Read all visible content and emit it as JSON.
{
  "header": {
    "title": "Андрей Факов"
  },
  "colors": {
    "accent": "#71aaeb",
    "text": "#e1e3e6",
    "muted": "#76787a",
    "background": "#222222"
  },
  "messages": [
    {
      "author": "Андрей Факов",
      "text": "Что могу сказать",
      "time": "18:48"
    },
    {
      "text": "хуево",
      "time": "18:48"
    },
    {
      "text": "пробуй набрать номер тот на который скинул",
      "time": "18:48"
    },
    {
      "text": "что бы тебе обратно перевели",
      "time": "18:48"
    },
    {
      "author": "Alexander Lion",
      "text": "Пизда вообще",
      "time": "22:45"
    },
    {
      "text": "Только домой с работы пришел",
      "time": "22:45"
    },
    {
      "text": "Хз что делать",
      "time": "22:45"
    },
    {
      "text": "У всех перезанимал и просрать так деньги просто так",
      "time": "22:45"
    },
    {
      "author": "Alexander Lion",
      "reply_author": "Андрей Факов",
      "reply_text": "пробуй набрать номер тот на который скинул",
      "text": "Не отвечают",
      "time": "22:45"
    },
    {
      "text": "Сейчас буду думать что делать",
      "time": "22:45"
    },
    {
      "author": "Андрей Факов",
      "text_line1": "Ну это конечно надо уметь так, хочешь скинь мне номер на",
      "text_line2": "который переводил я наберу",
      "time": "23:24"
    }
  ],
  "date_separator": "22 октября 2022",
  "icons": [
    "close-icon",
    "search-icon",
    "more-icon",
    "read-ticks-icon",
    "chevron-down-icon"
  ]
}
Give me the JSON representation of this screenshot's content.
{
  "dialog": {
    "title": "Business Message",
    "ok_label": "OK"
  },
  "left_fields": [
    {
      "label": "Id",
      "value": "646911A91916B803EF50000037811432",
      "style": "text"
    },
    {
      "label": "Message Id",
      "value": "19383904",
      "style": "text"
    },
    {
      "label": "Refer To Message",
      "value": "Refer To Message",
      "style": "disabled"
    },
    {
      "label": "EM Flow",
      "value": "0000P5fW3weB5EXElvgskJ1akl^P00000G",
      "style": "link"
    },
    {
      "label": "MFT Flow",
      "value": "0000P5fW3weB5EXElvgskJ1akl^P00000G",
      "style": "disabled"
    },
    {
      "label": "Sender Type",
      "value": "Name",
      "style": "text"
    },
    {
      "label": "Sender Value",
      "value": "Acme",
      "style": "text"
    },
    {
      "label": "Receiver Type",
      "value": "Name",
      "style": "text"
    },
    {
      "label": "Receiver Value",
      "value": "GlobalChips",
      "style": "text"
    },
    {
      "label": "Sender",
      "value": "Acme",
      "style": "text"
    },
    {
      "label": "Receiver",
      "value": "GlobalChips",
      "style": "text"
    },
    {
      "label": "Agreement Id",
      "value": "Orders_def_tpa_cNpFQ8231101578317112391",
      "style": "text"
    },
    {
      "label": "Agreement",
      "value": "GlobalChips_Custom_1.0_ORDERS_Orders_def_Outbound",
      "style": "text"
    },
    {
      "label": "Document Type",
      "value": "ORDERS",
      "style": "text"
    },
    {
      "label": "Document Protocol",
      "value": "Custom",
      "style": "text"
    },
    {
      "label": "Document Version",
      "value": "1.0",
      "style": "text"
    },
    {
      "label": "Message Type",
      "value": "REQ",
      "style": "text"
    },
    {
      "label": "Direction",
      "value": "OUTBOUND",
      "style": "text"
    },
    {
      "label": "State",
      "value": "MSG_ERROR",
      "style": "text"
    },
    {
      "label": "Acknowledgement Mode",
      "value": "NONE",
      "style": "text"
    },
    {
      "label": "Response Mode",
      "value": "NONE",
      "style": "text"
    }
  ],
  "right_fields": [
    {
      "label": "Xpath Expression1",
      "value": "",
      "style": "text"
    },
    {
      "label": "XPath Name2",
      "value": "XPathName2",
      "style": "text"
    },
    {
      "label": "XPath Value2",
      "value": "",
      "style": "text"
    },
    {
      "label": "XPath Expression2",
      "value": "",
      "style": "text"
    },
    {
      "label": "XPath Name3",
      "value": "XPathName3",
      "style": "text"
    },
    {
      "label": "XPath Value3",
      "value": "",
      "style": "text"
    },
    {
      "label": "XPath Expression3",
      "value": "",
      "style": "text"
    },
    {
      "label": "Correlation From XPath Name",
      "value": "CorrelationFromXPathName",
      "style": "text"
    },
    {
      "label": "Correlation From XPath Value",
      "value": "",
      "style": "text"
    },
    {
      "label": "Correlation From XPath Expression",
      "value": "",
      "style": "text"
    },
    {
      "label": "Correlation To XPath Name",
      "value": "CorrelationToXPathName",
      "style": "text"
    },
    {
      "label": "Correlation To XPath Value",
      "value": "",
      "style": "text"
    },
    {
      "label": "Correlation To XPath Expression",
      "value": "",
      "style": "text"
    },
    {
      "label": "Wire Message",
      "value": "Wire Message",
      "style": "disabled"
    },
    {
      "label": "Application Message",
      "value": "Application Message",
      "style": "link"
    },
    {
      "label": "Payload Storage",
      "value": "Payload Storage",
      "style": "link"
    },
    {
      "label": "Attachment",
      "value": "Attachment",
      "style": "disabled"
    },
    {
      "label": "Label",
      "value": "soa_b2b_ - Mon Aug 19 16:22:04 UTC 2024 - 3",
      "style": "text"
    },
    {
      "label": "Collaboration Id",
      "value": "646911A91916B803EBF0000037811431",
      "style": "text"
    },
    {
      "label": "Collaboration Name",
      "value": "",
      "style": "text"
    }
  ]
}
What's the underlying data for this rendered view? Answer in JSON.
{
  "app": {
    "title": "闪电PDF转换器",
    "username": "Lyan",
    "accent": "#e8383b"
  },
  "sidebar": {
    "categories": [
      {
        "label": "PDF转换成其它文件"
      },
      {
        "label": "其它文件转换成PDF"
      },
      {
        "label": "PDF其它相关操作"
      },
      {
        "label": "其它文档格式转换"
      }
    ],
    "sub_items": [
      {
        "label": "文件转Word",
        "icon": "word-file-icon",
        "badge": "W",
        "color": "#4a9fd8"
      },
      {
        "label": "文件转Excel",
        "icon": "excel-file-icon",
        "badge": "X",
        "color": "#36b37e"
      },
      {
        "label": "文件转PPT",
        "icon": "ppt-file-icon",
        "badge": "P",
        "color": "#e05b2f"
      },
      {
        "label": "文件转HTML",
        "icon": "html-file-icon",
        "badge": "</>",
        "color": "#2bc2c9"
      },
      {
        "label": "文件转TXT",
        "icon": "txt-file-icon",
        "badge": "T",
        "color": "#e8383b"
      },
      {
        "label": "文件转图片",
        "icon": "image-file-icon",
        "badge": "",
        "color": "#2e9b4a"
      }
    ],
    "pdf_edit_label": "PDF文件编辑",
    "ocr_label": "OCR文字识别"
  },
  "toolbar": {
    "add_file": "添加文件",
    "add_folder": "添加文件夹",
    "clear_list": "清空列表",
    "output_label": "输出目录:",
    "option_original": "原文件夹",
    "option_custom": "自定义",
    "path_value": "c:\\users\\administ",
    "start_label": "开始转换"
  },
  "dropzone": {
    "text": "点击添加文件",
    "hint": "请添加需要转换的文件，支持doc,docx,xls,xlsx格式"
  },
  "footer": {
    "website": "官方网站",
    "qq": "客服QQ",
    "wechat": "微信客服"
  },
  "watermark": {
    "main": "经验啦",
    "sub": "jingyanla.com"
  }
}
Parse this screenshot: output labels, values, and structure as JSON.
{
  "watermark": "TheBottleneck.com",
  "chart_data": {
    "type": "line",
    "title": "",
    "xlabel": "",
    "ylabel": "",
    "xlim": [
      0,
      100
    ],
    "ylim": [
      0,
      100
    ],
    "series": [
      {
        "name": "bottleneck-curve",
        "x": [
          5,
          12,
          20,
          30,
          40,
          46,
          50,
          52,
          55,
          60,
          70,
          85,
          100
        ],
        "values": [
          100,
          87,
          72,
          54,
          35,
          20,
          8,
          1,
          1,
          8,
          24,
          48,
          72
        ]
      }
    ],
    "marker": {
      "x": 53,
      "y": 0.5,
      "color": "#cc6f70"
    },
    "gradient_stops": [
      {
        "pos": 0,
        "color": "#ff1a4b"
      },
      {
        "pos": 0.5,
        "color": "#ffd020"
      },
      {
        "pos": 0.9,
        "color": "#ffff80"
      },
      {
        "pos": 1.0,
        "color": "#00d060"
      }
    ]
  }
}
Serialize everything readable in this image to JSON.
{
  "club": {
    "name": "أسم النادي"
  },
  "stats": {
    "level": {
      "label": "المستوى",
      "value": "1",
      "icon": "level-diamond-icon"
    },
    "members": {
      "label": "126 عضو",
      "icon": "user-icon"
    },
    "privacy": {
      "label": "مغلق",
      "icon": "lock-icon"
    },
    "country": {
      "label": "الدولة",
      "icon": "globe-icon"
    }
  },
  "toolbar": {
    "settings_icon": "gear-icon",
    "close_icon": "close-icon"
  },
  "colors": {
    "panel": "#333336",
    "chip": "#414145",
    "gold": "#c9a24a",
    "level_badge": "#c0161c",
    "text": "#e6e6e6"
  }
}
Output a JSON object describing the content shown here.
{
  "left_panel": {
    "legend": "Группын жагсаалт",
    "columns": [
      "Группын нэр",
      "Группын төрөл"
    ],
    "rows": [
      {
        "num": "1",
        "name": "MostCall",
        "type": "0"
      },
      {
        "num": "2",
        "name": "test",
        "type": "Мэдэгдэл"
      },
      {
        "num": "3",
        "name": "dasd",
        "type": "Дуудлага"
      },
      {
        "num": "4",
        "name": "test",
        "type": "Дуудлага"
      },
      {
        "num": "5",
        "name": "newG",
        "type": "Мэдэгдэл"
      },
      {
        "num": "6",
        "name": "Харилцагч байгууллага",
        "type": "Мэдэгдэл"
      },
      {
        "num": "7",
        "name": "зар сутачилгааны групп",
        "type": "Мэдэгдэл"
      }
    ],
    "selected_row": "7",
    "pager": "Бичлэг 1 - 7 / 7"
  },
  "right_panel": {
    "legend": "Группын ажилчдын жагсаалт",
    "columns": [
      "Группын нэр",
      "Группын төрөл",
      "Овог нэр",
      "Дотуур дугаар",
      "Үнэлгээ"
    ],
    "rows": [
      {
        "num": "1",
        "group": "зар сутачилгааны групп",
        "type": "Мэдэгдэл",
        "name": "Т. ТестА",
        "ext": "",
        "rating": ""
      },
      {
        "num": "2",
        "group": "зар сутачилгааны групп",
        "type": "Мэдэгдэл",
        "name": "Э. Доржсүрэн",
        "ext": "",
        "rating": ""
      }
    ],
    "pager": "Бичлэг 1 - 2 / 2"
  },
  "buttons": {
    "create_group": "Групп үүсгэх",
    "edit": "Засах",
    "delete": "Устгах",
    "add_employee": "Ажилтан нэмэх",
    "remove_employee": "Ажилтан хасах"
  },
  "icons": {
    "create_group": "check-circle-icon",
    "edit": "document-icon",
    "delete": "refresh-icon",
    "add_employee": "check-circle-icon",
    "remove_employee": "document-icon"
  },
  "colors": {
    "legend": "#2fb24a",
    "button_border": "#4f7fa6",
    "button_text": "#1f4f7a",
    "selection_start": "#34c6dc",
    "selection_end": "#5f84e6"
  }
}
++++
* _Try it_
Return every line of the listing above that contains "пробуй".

* _Answer space_
      "text": "пробуй набрать номер тот на который скинул",
      "reply_text": "пробуй набрать номер тот на который скинул",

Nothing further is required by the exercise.